■ Directions for this task:
Scan the entries below for the word "title" and copy every line in which it occurs.

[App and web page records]
[Start of section]

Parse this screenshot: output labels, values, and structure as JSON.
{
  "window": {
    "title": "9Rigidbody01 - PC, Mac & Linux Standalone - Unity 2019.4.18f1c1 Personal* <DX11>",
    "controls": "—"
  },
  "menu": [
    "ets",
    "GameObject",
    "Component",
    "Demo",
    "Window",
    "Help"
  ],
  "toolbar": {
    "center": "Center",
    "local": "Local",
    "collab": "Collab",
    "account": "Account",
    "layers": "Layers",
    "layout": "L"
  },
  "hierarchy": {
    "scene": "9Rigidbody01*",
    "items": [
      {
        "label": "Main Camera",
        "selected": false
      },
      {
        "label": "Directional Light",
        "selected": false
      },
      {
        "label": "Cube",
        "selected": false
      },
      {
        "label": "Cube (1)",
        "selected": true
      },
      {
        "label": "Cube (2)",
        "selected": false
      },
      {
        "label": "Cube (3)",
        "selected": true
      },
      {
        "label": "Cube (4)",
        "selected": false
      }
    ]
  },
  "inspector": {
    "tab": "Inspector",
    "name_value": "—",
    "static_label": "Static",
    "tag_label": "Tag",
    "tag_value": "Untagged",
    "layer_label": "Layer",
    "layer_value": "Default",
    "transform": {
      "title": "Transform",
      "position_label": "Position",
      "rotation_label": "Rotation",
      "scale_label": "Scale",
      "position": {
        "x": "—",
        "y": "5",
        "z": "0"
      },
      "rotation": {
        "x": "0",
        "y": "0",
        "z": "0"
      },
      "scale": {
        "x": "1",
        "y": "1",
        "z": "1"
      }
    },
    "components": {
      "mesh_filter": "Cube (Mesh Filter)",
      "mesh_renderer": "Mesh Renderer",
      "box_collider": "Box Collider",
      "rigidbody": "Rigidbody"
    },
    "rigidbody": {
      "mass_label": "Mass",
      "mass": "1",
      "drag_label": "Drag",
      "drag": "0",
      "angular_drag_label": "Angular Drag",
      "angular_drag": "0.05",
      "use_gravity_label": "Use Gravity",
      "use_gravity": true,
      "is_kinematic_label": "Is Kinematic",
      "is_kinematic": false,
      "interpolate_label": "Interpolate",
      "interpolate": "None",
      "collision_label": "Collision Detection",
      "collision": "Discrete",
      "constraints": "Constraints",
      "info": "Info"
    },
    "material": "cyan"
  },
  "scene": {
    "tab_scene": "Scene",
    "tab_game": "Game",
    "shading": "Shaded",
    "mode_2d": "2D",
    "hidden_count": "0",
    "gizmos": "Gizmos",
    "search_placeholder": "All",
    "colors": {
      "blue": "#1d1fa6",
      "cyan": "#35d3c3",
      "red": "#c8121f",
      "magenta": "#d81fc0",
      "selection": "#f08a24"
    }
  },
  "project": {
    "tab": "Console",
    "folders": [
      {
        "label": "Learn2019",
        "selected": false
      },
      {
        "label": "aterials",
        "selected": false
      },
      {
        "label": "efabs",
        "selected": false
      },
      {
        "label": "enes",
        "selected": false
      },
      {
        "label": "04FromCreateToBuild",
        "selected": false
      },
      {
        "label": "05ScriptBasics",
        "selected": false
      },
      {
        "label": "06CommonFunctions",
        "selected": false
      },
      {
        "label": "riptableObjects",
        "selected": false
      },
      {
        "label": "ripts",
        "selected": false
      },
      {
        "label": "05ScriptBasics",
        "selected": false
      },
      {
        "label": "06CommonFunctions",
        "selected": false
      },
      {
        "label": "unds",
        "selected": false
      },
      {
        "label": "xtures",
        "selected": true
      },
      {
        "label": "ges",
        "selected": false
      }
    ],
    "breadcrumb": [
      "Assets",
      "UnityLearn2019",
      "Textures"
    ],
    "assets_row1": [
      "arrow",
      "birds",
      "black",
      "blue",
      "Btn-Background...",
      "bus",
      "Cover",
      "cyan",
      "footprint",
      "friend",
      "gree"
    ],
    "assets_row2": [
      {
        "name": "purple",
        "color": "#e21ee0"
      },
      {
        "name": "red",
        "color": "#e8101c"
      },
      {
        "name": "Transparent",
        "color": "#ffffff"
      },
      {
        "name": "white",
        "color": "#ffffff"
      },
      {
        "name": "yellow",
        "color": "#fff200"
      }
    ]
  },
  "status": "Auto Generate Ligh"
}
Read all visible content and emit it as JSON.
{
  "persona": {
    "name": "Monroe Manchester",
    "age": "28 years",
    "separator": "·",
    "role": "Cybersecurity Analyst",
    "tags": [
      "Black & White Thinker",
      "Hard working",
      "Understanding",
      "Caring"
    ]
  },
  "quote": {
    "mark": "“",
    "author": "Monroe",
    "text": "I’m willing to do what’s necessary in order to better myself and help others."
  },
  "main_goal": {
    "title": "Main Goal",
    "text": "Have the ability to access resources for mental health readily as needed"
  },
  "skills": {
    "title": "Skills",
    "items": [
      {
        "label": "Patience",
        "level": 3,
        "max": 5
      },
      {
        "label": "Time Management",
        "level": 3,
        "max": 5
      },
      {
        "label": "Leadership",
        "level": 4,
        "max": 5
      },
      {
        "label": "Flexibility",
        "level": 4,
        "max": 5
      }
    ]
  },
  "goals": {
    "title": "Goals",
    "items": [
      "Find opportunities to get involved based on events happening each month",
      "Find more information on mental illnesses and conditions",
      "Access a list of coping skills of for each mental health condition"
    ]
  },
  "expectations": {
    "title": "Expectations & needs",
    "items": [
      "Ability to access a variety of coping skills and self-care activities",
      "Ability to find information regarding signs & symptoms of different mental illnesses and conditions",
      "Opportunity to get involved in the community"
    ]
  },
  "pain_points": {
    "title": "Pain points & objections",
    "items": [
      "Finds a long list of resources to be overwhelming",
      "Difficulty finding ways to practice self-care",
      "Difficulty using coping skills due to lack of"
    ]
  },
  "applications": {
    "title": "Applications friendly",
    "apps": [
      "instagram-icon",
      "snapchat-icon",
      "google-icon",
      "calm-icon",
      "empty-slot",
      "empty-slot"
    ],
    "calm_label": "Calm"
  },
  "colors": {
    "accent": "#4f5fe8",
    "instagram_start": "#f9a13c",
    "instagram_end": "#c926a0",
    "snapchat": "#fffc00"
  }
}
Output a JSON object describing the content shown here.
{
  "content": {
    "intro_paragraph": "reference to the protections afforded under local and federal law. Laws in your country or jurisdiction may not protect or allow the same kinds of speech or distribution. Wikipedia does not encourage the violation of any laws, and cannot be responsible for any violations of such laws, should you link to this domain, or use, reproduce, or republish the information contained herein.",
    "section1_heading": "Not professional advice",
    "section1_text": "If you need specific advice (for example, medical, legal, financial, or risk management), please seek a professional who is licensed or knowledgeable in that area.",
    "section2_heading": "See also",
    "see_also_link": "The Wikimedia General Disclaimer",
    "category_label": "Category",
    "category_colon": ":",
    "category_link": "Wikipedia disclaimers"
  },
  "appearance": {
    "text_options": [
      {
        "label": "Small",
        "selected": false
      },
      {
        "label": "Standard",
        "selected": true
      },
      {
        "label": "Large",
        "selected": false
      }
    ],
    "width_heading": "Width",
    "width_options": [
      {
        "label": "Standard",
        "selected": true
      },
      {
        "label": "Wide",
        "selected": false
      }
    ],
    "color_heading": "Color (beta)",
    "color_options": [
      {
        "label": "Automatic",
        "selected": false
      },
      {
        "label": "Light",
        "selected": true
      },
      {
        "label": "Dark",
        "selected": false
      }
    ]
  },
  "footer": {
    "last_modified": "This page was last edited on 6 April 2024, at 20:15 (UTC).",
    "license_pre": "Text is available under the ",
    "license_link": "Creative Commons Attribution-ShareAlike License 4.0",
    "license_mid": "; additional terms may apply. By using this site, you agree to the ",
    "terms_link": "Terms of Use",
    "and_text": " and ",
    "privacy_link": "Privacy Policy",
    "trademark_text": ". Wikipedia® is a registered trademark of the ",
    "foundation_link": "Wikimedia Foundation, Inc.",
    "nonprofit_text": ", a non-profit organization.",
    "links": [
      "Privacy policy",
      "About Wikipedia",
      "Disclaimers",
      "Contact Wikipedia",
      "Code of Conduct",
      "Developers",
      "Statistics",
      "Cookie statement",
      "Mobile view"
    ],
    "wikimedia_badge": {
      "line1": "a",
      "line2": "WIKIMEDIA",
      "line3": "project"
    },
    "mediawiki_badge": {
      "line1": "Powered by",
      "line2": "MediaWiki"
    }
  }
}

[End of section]

■ Solution to the exercise:
    "title": "9Rigidbody01 - PC, Mac & Linux Standalone - Unity 2019.4.18f1c1 Personal* <DX11>",
      "title": "Transform",
    "title": "Main Goal",
    "title": "Skills",
    "title": "Goals",
    "title": "Expectations & needs",
    "title": "Pain points & objections",
    "title": "Applications friendly",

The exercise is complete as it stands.